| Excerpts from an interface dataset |
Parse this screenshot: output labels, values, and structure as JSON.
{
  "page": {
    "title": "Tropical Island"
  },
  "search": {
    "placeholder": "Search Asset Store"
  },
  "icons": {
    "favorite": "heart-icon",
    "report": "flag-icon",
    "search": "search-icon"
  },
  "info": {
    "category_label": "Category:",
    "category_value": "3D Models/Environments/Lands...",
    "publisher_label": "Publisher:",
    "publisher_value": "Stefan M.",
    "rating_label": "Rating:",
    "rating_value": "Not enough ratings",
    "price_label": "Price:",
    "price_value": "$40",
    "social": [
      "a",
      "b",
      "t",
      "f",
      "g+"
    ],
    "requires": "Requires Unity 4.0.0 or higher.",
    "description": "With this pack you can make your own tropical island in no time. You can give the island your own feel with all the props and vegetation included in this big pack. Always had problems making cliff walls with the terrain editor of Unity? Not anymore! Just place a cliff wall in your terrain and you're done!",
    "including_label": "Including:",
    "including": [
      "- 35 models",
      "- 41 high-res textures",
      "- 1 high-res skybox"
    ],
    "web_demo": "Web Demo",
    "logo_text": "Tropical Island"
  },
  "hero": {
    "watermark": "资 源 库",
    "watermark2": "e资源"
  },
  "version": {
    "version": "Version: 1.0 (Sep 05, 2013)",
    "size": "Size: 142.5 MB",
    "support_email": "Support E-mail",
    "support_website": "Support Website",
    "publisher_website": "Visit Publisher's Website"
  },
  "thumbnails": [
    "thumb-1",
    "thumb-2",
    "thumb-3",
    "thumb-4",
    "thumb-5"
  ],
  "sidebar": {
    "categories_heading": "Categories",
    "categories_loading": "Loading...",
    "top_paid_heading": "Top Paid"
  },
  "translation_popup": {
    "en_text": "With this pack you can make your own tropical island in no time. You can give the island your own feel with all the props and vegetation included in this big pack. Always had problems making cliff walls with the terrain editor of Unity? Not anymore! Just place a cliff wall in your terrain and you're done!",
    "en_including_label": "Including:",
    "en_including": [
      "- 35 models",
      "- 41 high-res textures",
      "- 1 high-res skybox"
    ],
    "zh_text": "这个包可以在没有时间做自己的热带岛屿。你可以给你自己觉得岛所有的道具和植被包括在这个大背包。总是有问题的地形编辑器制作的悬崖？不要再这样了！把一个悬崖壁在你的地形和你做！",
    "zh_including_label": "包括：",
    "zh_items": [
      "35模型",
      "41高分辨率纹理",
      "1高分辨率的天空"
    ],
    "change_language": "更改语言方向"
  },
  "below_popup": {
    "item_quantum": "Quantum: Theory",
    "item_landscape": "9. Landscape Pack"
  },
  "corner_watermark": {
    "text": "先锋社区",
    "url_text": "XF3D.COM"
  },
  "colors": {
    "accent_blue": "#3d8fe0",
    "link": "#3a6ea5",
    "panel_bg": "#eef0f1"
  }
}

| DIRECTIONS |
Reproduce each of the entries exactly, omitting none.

| SOLUTION FOR THIS PROBLEM |
Parse this screenshot: output labels, values, and structure as JSON.
{
  "page": {
    "title": "Tropical Island"
  },
  "search": {
    "placeholder": "Search Asset Store"
  },
  "icons": {
    "favorite": "heart-icon",
    "report": "flag-icon",
    "search": "search-icon"
  },
  "info": {
    "category_label": "Category:",
    "category_value": "3D Models/Environments/Lands...",
    "publisher_label": "Publisher:",
    "publisher_value": "Stefan M.",
    "rating_label": "Rating:",
    "rating_value": "Not enough ratings",
    "price_label": "Price:",
    "price_value": "$40",
    "social": [
      "a",
      "b",
      "t",
      "f",
      "g+"
    ],
    "requires": "Requires Unity 4.0.0 or higher.",
    "description": "With this pack you can make your own tropical island in no time. You can give the island your own feel with all the props and vegetation included in this big pack. Always had problems making cliff walls with the terrain editor of Unity? Not anymore! Just place a cliff wall in your terrain and you're done!",
    "including_label": "Including:",
    "including": [
      "- 35 models",
      "- 41 high-res textures",
      "- 1 high-res skybox"
    ],
    "web_demo": "Web Demo",
    "logo_text": "Tropical Island"
  },
  "hero": {
    "watermark": "资 源 库",
    "watermark2": "e资源"
  },
  "version": {
    "version": "Version: 1.0 (Sep 05, 2013)",
    "size": "Size: 142.5 MB",
    "support_email": "Support E-mail",
    "support_website": "Support Website",
    "publisher_website": "Visit Publisher's Website"
  },
  "thumbnails": [
    "thumb-1",
    "thumb-2",
    "thumb-3",
    "thumb-4",
    "thumb-5"
  ],
  "sidebar": {
    "categories_heading": "Categories",
    "categories_loading": "Loading...",
    "top_paid_heading": "Top Paid"
  },
  "translation_popup": {
    "en_text": "With this pack you can make your own tropical island in no time. You can give the island your own feel with all the props and vegetation included in this big pack. Always had problems making cliff walls with the terrain editor of Unity? Not anymore! Just place a cliff wall in your terrain and you're done!",
    "en_including_label": "Including:",
    "en_including": [
      "- 35 models",
      "- 41 high-res textures",
      "- 1 high-res skybox"
    ],
    "zh_text": "这个包可以在没有时间做自己的热带岛屿。你可以给你自己觉得岛所有的道具和植被包括在这个大背包。总是有问题的地形编辑器制作的悬崖？不要再这样了！把一个悬崖壁在你的地形和你做！",
    "zh_including_label": "包括：",
    "zh_items": [
      "35模型",
      "41高分辨率纹理",
      "1高分辨率的天空"
    ],
    "change_language": "更改语言方向"
  },
  "below_popup": {
    "item_quantum": "Quantum: Theory",
    "item_landscape": "9. Landscape Pack"
  },
  "corner_watermark": {
    "text": "先锋社区",
    "url_text": "XF3D.COM"
  },
  "colors": {
    "accent_blue": "#3d8fe0",
    "link": "#3a6ea5",
    "panel_bg": "#eef0f1"
  }
}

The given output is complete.